* [INSTRUCTIONS FOR THE TASK]
Show every line in the records below that contains the word "true".

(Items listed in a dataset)
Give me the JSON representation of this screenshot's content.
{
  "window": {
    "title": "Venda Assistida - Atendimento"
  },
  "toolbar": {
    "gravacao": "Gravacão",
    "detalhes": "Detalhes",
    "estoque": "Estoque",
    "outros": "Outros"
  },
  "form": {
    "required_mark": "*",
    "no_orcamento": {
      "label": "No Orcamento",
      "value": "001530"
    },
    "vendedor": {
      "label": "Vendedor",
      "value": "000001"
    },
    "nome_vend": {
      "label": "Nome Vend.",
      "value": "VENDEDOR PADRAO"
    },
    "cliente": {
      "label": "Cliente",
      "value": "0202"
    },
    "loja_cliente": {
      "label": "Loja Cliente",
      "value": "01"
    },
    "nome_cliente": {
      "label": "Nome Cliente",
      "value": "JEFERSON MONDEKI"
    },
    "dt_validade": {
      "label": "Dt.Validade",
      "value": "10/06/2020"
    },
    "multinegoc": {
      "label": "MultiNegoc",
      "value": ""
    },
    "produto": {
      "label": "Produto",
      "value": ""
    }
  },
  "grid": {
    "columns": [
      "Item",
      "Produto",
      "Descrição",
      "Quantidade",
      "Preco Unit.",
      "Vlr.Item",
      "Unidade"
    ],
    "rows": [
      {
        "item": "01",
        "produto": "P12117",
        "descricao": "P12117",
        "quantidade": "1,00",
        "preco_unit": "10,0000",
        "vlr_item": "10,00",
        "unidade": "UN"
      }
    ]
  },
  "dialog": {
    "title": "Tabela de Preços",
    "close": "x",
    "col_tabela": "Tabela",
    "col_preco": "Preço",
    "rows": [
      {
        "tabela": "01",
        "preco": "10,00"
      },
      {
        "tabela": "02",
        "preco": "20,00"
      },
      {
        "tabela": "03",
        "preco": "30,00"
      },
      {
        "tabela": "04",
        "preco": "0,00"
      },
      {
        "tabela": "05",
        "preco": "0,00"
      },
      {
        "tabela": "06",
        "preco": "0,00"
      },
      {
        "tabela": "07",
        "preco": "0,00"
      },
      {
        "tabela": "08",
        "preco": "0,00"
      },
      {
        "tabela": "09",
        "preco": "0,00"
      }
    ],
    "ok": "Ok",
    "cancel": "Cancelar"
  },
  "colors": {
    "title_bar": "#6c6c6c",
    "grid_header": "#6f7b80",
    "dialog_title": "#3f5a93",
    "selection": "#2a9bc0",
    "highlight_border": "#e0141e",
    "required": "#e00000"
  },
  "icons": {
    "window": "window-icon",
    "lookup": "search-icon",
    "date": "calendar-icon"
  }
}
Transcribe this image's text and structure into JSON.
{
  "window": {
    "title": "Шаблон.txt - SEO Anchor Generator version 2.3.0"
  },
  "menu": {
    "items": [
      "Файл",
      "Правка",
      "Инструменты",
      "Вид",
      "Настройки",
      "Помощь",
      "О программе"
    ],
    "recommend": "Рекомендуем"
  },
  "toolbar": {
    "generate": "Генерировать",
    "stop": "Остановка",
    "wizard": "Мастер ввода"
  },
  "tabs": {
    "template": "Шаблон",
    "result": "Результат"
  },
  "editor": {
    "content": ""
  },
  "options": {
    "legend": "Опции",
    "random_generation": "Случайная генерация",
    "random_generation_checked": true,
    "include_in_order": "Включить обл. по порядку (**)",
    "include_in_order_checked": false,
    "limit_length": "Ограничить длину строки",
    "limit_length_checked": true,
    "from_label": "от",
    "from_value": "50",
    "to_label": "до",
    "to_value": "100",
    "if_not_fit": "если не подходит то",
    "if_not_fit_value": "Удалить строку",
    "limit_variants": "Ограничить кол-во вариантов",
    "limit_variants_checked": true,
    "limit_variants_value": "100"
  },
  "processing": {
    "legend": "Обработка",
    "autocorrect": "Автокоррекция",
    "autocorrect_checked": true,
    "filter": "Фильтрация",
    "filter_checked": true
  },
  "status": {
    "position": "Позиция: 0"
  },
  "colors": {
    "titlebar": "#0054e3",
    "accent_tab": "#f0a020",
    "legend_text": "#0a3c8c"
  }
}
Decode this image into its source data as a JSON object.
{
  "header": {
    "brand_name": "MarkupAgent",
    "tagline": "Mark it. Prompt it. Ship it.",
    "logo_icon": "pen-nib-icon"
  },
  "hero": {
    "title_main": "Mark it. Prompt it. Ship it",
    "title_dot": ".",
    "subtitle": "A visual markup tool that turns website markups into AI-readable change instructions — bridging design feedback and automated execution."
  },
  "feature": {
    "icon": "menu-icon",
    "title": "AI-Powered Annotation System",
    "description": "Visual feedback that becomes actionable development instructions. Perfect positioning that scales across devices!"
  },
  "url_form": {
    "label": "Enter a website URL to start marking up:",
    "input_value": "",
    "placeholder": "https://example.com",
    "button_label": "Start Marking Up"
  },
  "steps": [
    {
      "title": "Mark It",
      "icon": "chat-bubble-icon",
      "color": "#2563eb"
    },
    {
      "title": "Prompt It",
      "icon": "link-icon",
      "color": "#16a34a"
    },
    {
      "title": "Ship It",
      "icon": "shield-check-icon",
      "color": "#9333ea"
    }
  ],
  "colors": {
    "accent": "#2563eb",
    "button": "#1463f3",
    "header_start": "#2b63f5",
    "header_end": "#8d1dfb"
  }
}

* [RESPONSE AREA]
    "random_generation_checked": true,
    "limit_length_checked": true,
    "limit_variants_checked": true,
    "autocorrect_checked": true,
    "filter_checked": true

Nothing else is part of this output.